Communicating Across Ages
by Melinda Wenner Bradley
Youth Religious Life Coordinator, Philadelphia Yearly Meeting
A first step is recognizing the power and beauty of connecting and sharing across generations. It could not be more vital to the moment we are living in! Elise Boulding wrote:
“If we want to rediscover human joy and wholeness and creativity, and to learn to care for our planetary household as one earth family, we cannot continue to insulate adults and children from each other. Children need to be present to us, and we to them […]”
Intergenerationality is marked by mutuality (we all participate and benefit); reciprocity (we all give and receive) and equality (we are all valued equally). How can we use this as a guide, when planning gatherings with Friends?
When you meet someone new, particularly if they are from a different generation, don’t ask questions with embedded assumptions based on their age (What grade are you in school? What is your work? Do you have children? Are you retired?), instead ask questions that indicate your interest in them as a person:
– What do you like to do?
–How do you spend your days?
– What gives you hope?

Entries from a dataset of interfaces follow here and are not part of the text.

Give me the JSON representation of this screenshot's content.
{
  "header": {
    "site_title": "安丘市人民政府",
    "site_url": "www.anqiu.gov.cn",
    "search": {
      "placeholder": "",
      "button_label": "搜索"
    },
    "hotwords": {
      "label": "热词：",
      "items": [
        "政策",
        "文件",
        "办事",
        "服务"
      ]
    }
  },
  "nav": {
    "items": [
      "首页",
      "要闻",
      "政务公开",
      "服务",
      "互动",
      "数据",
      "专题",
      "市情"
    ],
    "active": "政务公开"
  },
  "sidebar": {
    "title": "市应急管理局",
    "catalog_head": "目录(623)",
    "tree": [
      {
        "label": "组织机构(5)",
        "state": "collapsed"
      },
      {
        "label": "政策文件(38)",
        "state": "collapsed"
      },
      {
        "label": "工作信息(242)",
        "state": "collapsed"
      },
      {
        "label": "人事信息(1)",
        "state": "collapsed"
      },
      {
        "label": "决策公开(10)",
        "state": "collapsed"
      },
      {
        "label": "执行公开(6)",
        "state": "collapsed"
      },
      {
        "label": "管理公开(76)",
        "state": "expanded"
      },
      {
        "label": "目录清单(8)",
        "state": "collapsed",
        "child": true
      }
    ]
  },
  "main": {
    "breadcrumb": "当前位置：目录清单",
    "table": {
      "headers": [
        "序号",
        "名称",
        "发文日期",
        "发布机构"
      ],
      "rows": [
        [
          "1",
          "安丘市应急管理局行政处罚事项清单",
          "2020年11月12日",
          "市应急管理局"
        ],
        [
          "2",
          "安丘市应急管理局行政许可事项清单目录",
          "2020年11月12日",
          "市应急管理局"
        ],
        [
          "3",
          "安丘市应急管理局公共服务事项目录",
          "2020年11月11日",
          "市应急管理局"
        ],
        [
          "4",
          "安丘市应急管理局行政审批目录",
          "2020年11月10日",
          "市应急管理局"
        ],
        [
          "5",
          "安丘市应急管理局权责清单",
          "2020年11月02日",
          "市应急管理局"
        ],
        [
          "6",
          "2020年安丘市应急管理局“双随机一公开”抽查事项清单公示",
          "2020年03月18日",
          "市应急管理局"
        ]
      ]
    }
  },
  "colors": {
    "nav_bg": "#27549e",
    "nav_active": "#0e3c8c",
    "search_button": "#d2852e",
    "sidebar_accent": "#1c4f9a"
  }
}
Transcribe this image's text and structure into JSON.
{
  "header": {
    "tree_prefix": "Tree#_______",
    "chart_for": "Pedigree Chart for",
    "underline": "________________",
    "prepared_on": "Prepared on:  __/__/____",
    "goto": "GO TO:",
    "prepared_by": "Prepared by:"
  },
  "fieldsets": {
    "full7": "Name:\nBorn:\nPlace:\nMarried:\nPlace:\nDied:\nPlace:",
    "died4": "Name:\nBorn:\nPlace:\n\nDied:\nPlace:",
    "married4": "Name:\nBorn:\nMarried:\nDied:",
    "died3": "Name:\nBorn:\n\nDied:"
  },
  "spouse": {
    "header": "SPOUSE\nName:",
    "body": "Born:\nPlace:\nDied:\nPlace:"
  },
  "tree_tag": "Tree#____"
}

–What are you looking forward to right now?
–What’s something interesting that’s happened to you lately?
Consider hosting “Friendly Gatherings” as an expanded version of “Friendly 8s” so that families with children in the meeting can gather with other Friends across generations. (Groups should be intentionally multigenerational and can be more than eight people.) Share choices for relaxed, optional programming with the groups (see “Home Groups Fall 2021”).
Everyone needs stories, and activism can be a shared interest across ages of Friends. Books like “Holy Troublemakers and Unconventional Saints” offer short biographies of really cool people of faith — share how their stories connect with the witness of adult Friends during their lives, and the hopes of younger Friends for their world.
Worship and Play together! Creating spaces to be together in joy and spiritual community nurtures opportunities to know each other in new ways. Sometimes we speak most eloquently and connect deeply simply through being present to one another. Host a game night, make a community meal, plan a time for all-ages to worship together. Invite people of all ages to help make these plans!